Both my body and my schedule do not allow such extravagances. Although I remember those… late nights, late mornings, working on something til 3, chatting, some sort of organic unfolding of time and activities.
The next day I woke up and I couldn’t tell whether it was early or late, whether it was weekend or the week had just started… I somehow knew the week had started but there was no sound or movement to confirm that, and my watch said 8 o’clock. Everyone took their time to get out of bed, make coffee, following that inner voice that says take it slowly. I love that calm, the feeling that time is elastic and it can be bended and twisted according to my inner clock. I think that’s the space where ideas and solutions jump in your mind, it’s the space for self knowledge and for observations.
Or maybe I’m just romanticizing.
All I know is that in Dutch terms my habits are still quite eccentric, but in Romanian terms I am a complete foreigner. My eccentricity consists in not having an agenda and planning everything weeks in advance. I deeply need spontaneity and unstructured time. I am also the last one to come in the office and I like to spend my breaks by myself reading or writing. BUT. I do wake up before 8 almost every day. I do plan as I go. And I need to be structured not because it’s in my nature to be so but because otherwise I won’t have enough space to write and read and organize the film screenings I organize. Otherwise I won’t have time to run. And to watch the pile of films I watch every week. It takes some structure to do that and have a full time job. To do all that I need to be in bed by 11. 12 during weekends. Maybe 1. I need to know who’s coming and when.
In Romania, after a weekend of going here and there, and taking part in the course all day, and seeing friends and sleeping too little…I felt really tired. I missed my schedule but felt a bit nostalgic at the same time, because this life rhythm reminds me of old me and of home. I do know I could easily fit back in, cooking at midnight, writing at 3 AM, sleeping in the morning whether awake or not. Would that be sweet? I have no idea. Somehow, I kind of got used to the fresh and cold smell of early mornings, and to running in the park.

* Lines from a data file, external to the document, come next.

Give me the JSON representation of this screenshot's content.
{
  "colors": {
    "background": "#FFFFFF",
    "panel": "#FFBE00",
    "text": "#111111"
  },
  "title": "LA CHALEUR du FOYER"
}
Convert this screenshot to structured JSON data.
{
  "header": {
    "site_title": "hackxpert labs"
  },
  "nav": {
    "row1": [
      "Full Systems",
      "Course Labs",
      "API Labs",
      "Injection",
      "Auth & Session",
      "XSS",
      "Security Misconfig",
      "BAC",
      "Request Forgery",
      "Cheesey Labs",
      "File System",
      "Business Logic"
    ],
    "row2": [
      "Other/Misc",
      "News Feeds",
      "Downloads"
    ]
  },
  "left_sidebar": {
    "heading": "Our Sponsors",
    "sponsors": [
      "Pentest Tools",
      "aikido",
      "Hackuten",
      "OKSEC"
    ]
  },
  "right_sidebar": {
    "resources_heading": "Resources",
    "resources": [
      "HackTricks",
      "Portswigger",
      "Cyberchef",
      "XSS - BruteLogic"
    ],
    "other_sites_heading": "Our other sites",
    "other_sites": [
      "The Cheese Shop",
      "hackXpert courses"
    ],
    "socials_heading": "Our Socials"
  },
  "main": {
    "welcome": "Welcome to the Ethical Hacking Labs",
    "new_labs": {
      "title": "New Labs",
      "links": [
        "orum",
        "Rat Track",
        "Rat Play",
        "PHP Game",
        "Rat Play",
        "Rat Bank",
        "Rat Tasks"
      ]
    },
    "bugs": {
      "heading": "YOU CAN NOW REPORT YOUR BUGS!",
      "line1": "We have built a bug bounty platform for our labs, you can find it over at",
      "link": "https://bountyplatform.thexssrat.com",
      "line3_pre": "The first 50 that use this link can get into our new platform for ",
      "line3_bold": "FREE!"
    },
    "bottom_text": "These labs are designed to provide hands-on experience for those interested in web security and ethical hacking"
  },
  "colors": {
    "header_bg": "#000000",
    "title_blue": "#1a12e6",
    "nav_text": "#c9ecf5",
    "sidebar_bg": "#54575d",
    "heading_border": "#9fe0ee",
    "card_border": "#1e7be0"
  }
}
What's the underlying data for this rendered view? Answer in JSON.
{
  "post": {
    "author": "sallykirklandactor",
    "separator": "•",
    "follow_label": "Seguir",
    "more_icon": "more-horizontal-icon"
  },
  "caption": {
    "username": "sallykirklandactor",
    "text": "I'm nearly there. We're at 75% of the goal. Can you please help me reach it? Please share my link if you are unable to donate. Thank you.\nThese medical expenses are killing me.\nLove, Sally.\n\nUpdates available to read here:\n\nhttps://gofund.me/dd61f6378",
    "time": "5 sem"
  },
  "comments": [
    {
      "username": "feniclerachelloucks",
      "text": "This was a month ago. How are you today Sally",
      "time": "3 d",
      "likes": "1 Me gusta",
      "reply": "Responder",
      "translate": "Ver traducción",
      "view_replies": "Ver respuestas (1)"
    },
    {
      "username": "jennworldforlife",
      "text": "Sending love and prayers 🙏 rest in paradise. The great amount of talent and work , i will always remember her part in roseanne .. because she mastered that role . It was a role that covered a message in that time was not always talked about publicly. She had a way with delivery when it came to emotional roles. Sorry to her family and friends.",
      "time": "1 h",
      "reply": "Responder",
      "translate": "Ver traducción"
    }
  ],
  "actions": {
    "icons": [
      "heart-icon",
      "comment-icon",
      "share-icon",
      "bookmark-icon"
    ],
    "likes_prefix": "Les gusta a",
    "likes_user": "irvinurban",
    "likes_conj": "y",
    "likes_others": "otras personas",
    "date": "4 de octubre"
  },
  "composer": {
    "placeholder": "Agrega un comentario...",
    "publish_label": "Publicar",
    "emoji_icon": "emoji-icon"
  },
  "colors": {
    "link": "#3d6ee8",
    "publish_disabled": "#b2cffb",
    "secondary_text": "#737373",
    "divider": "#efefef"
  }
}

Small note: check Robert Levine’s really interesting book – A Geography of Time – on time and pace in different cultures.